- Source data -
□ □ □ □ □

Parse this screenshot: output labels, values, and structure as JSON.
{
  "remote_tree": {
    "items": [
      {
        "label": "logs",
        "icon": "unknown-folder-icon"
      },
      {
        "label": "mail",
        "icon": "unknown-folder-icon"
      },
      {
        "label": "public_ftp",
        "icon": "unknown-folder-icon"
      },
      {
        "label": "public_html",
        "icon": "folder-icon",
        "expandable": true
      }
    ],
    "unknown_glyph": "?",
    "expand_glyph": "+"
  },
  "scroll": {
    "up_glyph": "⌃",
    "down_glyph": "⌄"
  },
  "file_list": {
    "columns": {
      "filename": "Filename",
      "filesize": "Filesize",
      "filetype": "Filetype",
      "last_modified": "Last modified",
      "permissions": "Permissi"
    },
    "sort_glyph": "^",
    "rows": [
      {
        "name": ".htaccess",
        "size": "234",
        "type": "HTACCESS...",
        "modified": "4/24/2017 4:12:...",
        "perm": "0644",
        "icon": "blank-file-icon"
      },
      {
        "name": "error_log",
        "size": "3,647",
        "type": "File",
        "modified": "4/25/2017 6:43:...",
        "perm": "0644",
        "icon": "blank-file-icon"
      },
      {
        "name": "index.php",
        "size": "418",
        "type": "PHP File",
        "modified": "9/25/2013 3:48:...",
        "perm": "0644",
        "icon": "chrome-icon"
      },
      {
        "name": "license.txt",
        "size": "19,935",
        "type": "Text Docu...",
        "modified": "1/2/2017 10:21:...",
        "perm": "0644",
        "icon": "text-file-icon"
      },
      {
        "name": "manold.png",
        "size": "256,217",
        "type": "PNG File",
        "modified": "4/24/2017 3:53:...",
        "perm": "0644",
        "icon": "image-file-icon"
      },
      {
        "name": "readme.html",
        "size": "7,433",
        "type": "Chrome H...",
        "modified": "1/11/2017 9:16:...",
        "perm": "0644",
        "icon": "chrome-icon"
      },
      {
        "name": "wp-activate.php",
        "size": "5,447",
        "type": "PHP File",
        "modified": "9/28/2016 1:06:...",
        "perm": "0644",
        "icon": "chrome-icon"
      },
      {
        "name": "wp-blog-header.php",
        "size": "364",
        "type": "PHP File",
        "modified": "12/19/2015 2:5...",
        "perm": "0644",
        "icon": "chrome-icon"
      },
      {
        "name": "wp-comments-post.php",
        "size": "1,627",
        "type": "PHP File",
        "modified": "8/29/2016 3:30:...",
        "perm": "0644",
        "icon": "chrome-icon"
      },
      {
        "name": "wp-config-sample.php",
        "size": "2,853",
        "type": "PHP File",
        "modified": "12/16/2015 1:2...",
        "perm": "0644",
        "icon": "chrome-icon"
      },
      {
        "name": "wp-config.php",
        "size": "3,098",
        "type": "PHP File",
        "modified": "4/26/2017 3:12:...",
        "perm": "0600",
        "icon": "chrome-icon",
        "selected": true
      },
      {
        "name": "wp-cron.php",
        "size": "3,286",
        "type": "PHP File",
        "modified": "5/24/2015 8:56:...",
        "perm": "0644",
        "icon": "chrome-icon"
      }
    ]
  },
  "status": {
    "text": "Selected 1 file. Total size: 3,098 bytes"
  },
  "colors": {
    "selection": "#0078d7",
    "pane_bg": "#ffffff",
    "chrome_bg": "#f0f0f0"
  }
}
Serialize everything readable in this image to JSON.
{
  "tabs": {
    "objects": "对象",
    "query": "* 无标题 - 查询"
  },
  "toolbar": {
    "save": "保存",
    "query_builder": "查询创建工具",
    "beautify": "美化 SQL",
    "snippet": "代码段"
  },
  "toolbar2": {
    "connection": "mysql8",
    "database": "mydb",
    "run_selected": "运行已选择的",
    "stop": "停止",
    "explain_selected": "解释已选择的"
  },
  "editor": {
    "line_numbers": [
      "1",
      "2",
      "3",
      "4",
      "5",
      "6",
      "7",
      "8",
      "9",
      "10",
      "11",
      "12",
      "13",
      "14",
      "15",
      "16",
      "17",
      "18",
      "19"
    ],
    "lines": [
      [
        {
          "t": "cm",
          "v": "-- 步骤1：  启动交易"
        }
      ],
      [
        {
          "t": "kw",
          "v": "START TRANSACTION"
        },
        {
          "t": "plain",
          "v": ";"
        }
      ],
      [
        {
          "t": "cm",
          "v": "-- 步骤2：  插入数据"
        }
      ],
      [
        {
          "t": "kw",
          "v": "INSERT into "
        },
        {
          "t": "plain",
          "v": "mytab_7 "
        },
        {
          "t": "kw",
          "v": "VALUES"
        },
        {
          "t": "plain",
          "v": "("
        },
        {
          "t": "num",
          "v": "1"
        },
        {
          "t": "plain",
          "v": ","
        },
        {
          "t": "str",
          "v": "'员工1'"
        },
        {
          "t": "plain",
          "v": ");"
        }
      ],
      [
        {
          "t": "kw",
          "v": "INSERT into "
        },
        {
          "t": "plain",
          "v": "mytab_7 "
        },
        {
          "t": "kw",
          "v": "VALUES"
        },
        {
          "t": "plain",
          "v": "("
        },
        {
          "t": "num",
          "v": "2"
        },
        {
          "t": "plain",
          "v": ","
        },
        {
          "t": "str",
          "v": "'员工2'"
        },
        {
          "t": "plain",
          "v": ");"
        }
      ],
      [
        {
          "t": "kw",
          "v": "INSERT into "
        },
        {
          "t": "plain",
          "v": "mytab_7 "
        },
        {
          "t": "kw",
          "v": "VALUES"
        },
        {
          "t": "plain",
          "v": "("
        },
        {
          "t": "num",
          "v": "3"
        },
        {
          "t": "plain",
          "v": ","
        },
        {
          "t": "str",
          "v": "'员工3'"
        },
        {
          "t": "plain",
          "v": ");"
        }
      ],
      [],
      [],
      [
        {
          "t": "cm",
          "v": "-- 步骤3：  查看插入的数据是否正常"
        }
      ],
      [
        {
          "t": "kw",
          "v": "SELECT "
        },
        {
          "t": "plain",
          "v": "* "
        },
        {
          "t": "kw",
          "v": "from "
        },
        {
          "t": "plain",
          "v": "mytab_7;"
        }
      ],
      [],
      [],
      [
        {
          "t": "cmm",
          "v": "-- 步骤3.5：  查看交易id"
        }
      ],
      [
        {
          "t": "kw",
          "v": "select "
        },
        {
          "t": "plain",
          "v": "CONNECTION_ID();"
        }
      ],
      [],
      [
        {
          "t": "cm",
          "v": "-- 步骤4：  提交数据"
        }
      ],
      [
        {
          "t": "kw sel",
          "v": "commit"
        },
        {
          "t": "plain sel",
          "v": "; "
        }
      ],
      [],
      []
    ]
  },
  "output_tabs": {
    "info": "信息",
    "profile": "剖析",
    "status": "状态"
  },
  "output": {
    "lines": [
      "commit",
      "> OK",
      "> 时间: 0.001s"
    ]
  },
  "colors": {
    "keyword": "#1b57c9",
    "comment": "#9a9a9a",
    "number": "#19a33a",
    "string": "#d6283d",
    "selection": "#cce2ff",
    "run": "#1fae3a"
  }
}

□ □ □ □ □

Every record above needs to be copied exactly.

- Expected answer -
Parse this screenshot: output labels, values, and structure as JSON.
{
  "remote_tree": {
    "items": [
      {
        "label": "logs",
        "icon": "unknown-folder-icon"
      },
      {
        "label": "mail",
        "icon": "unknown-folder-icon"
      },
      {
        "label": "public_ftp",
        "icon": "unknown-folder-icon"
      },
      {
        "label": "public_html",
        "icon": "folder-icon",
        "expandable": true
      }
    ],
    "unknown_glyph": "?",
    "expand_glyph": "+"
  },
  "scroll": {
    "up_glyph": "⌃",
    "down_glyph": "⌄"
  },
  "file_list": {
    "columns": {
      "filename": "Filename",
      "filesize": "Filesize",
      "filetype": "Filetype",
      "last_modified": "Last modified",
      "permissions": "Permissi"
    },
    "sort_glyph": "^",
    "rows": [
      {
        "name": ".htaccess",
        "size": "234",
        "type": "HTACCESS...",
        "modified": "4/24/2017 4:12:...",
        "perm": "0644",
        "icon": "blank-file-icon"
      },
      {
        "name": "error_log",
        "size": "3,647",
        "type": "File",
        "modified": "4/25/2017 6:43:...",
        "perm": "0644",
        "icon": "blank-file-icon"
      },
      {
        "name": "index.php",
        "size": "418",
        "type": "PHP File",
        "modified": "9/25/2013 3:48:...",
        "perm": "0644",
        "icon": "chrome-icon"
      },
      {
        "name": "license.txt",
        "size": "19,935",
        "type": "Text Docu...",
        "modified": "1/2/2017 10:21:...",
        "perm": "0644",
        "icon": "text-file-icon"
      },
      {
        "name": "manold.png",
        "size": "256,217",
        "type": "PNG File",
        "modified": "4/24/2017 3:53:...",
        "perm": "0644",
        "icon": "image-file-icon"
      },
      {
        "name": "readme.html",
        "size": "7,433",
        "type": "Chrome H...",
        "modified": "1/11/2017 9:16:...",
        "perm": "0644",
        "icon": "chrome-icon"
      },
      {
        "name": "wp-activate.php",
        "size": "5,447",
        "type": "PHP File",
        "modified": "9/28/2016 1:06:...",
        "perm": "0644",
        "icon": "chrome-icon"
      },
      {
        "name": "wp-blog-header.php",
        "size": "364",
        "type": "PHP File",
        "modified": "12/19/2015 2:5...",
        "perm": "0644",
        "icon": "chrome-icon"
      },
      {
        "name": "wp-comments-post.php",
        "size": "1,627",
        "type": "PHP File",
        "modified": "8/29/2016 3:30:...",
        "perm": "0644",
        "icon": "chrome-icon"
      },
      {
        "name": "wp-config-sample.php",
        "size": "2,853",
        "type": "PHP File",
        "modified": "12/16/2015 1:2...",
        "perm": "0644",
        "icon": "chrome-icon"
      },
      {
        "name": "wp-config.php",
        "size": "3,098",
        "type": "PHP File",
        "modified": "4/26/2017 3:12:...",
        "perm": "0600",
        "icon": "chrome-icon",
        "selected": true
      },
      {
        "name": "wp-cron.php",
        "size": "3,286",
        "type": "PHP File",
        "modified": "5/24/2015 8:56:...",
        "perm": "0644",
        "icon": "chrome-icon"
      }
    ]
  },
  "status": {
    "text": "Selected 1 file. Total size: 3,098 bytes"
  },
  "colors": {
    "selection": "#0078d7",
    "pane_bg": "#ffffff",
    "chrome_bg": "#f0f0f0"
  }
}
Serialize everything readable in this image to JSON.
{
  "tabs": {
    "objects": "对象",
    "query": "* 无标题 - 查询"
  },
  "toolbar": {
    "save": "保存",
    "query_builder": "查询创建工具",
    "beautify": "美化 SQL",
    "snippet": "代码段"
  },
  "toolbar2": {
    "connection": "mysql8",
    "database": "mydb",
    "run_selected": "运行已选择的",
    "stop": "停止",
    "explain_selected": "解释已选择的"
  },
  "editor": {
    "line_numbers": [
      "1",
      "2",
      "3",
      "4",
      "5",
      "6",
      "7",
      "8",
      "9",
      "10",
      "11",
      "12",
      "13",
      "14",
      "15",
      "16",
      "17",
      "18",
      "19"
    ],
    "lines": [
      [
        {
          "t": "cm",
          "v": "-- 步骤1：  启动交易"
        }
      ],
      [
        {
          "t": "kw",
          "v": "START TRANSACTION"
        },
        {
          "t": "plain",
          "v": ";"
        }
      ],
      [
        {
          "t": "cm",
          "v": "-- 步骤2：  插入数据"
        }
      ],
      [
        {
          "t": "kw",
          "v": "INSERT into "
        },
        {
          "t": "plain",
          "v": "mytab_7 "
        },
        {
          "t": "kw",
          "v": "VALUES"
        },
        {
          "t": "plain",
          "v": "("
        },
        {
          "t": "num",
          "v": "1"
        },
        {
          "t": "plain",
          "v": ","
        },
        {
          "t": "str",
          "v": "'员工1'"
        },
        {
          "t": "plain",
          "v": ");"
        }
      ],
      [
        {
          "t": "kw",
          "v": "INSERT into "
        },
        {
          "t": "plain",
          "v": "mytab_7 "
        },
        {
          "t": "kw",
          "v": "VALUES"
        },
        {
          "t": "plain",
          "v": "("
        },
        {
          "t": "num",
          "v": "2"
        },
        {
          "t": "plain",
          "v": ","
        },
        {
          "t": "str",
          "v": "'员工2'"
        },
        {
          "t": "plain",
          "v": ");"
        }
      ],
      [
        {
          "t": "kw",
          "v": "INSERT into "
        },
        {
          "t": "plain",
          "v": "mytab_7 "
        },
        {
          "t": "kw",
          "v": "VALUES"
        },
        {
          "t": "plain",
          "v": "("
        },
        {
          "t": "num",
          "v": "3"
        },
        {
          "t": "plain",
          "v": ","
        },
        {
          "t": "str",
          "v": "'员工3'"
        },
        {
          "t": "plain",
          "v": ");"
        }
      ],
      [],
      [],
      [
        {
          "t": "cm",
          "v": "-- 步骤3：  查看插入的数据是否正常"
        }
      ],
      [
        {
          "t": "kw",
          "v": "SELECT "
        },
        {
          "t": "plain",
          "v": "* "
        },
        {
          "t": "kw",
          "v": "from "
        },
        {
          "t": "plain",
          "v": "mytab_7;"
        }
      ],
      [],
      [],
      [
        {
          "t": "cmm",
          "v": "-- 步骤3.5：  查看交易id"
        }
      ],
      [
        {
          "t": "kw",
          "v": "select "
        },
        {
          "t": "plain",
          "v": "CONNECTION_ID();"
        }
      ],
      [],
      [
        {
          "t": "cm",
          "v": "-- 步骤4：  提交数据"
        }
      ],
      [
        {
          "t": "kw sel",
          "v": "commit"
        },
        {
          "t": "plain sel",
          "v": "; "
        }
      ],
      [],
      []
    ]
  },
  "output_tabs": {
    "info": "信息",
    "profile": "剖析",
    "status": "状态"
  },
  "output": {
    "lines": [
      "commit",
      "> OK",
      "> 时间: 0.001s"
    ]
  },
  "colors": {
    "keyword": "#1b57c9",
    "comment": "#9a9a9a",
    "number": "#19a33a",
    "string": "#d6283d",
    "selection": "#cce2ff",
    "run": "#1fae3a"
  }
}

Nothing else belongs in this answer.